At this week’s Fed meeting, six items are likely to be discussed at some length by officials who continue to carry the bulk of America’s policymaking responsibilities. Some will make it to the policy statement that will be issued on Wednesday; some will come up during that day’s press conference by Chair Janet Yellen; and the rest will not be made public until the minutes and transcripts of the meeting are released later. Yet all are relevant for markets influenced by Fed policy. So here they are, arranged in increasing potential importance.
The dots: They represent the summary expectations of Fed officials going into this week’s meeting. As noted by Chair Yellen a few weeks ago, their ultimate influence on policy outcomes is limited. Yet markets love them. This time around, the dots are likely to point to some slippage in the timetable for rate hikes on account of tame inflation and unchanged to somewhat softer growth expectations.
QE: There have been no major developments since the last FOMC to disrupt what, by now, is a well-telegraphed QE exit. As such, look for the Fed to maintain its gradual pace of “tapering” with a view to a complete stop of its securities purchase program by the end of this year.
Growth and unemployment: The statements’ summary of the collective view of the FOMC — as opposed to the individual “dots” — is likely to reflect some softening in the shorter term growth projections but no material change to longer-term expectations. The Fed has not bought into the “secular stagnation” hypothesis; and it is unlikely to do so at this meeting. Instead, it will maintain its focus on the potential for a cyclical growth pick up and a further reduction in labour market slack. It will also note the importance of removing the slack given its more holistic assessment of the labour market (which includes part time activities, long-term joblessness, and wage growth).
Financial instability: In the last few weeks, three Fed officials have raised the possibility that the current policy approach involves a trade-off between economic immediate stimulus and possible financial instability down the road. This is a topic that will attract more attention in the weeks and months ahead. In the meantime, it is more likely to appear in the minutes and transcripts than in the statement.
Inflation: This has migrated up in the list of indicators that are particularly relevant for the calibration of monetary policy. The FOMC is likely to note the lack of both an imminent inflation threat and an immediate deflation risk.
Forward policy guidance: Don’t expect any major changes to the Fed’s current interest rate guidance; but do look for it to continue to evolve the overall communication framework as the FOMC integrate the new Fed governors.
Putting all this together points to an FOMC meeting that is unlikely to have a material and durable impact on markets.

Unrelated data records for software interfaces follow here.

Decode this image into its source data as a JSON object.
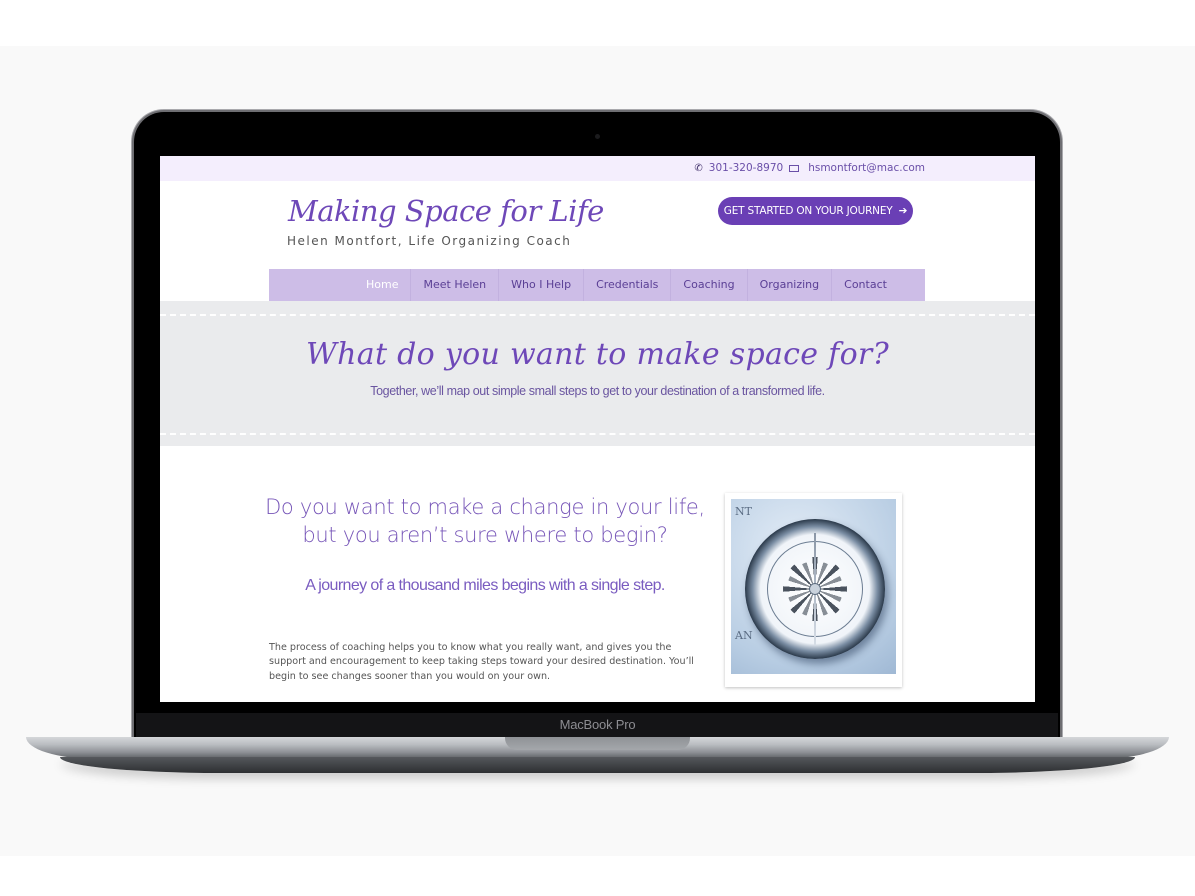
{
  "device": {
    "label": "MacBook Pro"
  },
  "site": {
    "topbar": {
      "phone_icon": "phone-icon",
      "phone": "301-320-8970",
      "email_icon": "envelope-icon",
      "email": "hsmontfort@mac.com"
    },
    "logo": {
      "title": "Making Space for Life",
      "subtitle": "Helen Montfort, Life Organizing Coach"
    },
    "cta": {
      "label": "GET STARTED ON YOUR JOURNEY",
      "icon": "arrow-right-icon",
      "glyph": "➔"
    },
    "nav": {
      "items": [
        {
          "label": "Home",
          "active": true
        },
        {
          "label": "Meet Helen",
          "active": false
        },
        {
          "label": "Who I Help",
          "active": false
        },
        {
          "label": "Credentials",
          "active": false
        },
        {
          "label": "Coaching",
          "active": false
        },
        {
          "label": "Organizing",
          "active": false
        },
        {
          "label": "Contact",
          "active": false
        }
      ]
    },
    "hero": {
      "title": "What do you want to make space for?",
      "subtitle": "Together, we’ll map out simple small steps to get to your destination of a transformed life."
    },
    "main": {
      "question": "Do you want to make a change in your life, but you aren’t sure where to begin?",
      "quote": "A journey of a thousand miles begins with a single step.",
      "body": "The process of coaching helps you to know what you really want, and gives you the support and encouragement to keep taking steps toward your desired destination. You’ll begin to see changes sooner than you would on your own.",
      "image_alt": "compass-on-map-photo",
      "map_letters": [
        "NT",
        "AN"
      ]
    },
    "colors": {
      "brand_purple": "#6a3fb5",
      "nav_background": "#cdbde7",
      "topbar_background": "#f4eefd",
      "hero_background": "#eaebed"
    }
  }
}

Instead, look for officials to signal a “steady as she goes” approach with the one potential disruptor — namely, concerns about future financial instability should the current phase of asset price inflation not translate strongly enough into higher growth and lower unemployment — being rather small on its radar screen for now.
Mohamed A. El-Erian is the former CEO/co-CIO of PIMCO. He is Chief Economic Advisor at Allianz and member of its International Executive Committee, Chair of President Obama’s Global Development Council and author of the NYT/WSJ bestseller “When Markets Collide.”
Follow him on twitter @elerianm